Obamacare Opponents Now Basing Arguments Off Pop-up Ads They Found On The Internet
Obamacare the Affordable Care Act had been getting good and better until this Forbes article that claimed the ACA would raise rates in California from 64-146%. This was in stark contrast to all the data emerging from the state’s new insurance exchange, which looked to be lowering rates. What gives?
What policies, I wondered, had Avik used as his point of comparison in reaching his startling conclusion?
I soon had my answer as Roy revealed where he had acquired his data, writing, “But in 2013, on eHealthInsurance.com (NASDAQ:EHTH), the median cost of the five cheapest plans was only $92.”
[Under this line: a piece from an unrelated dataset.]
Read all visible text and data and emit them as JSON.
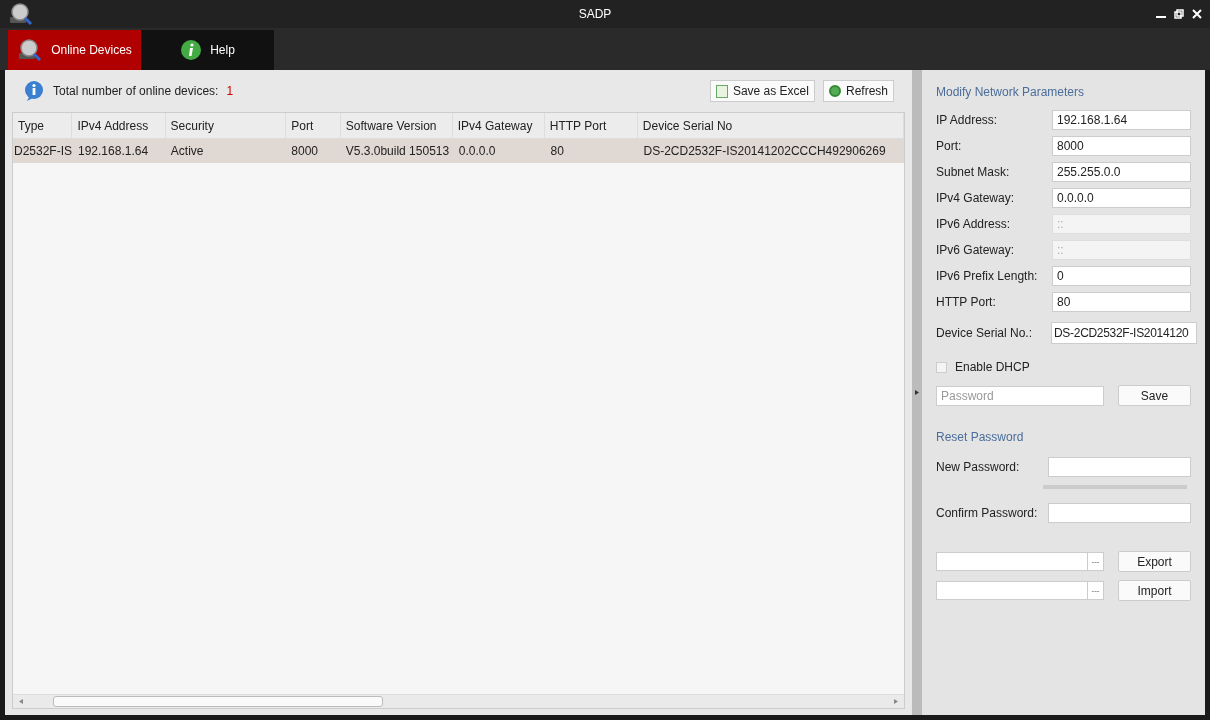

I must admit that it took a moment to sink in as my first reaction was to laugh. eHealthInsurance.com? Seriously?
Was Avik really using teaser rates published on the Internet by eHealthInsurance.com as his point of comparison? I mean, you don’t have to be a healthcare policy expert to know that websites like eHealthInsurance.com always flash low rates in front of you—prices that maybe one person in a thousand might actually hope to achieve—to tickle the interest of a potential customer.
This is like comparing the bus ticket you just bought to MegaBus’ “$1 FARES!” ad.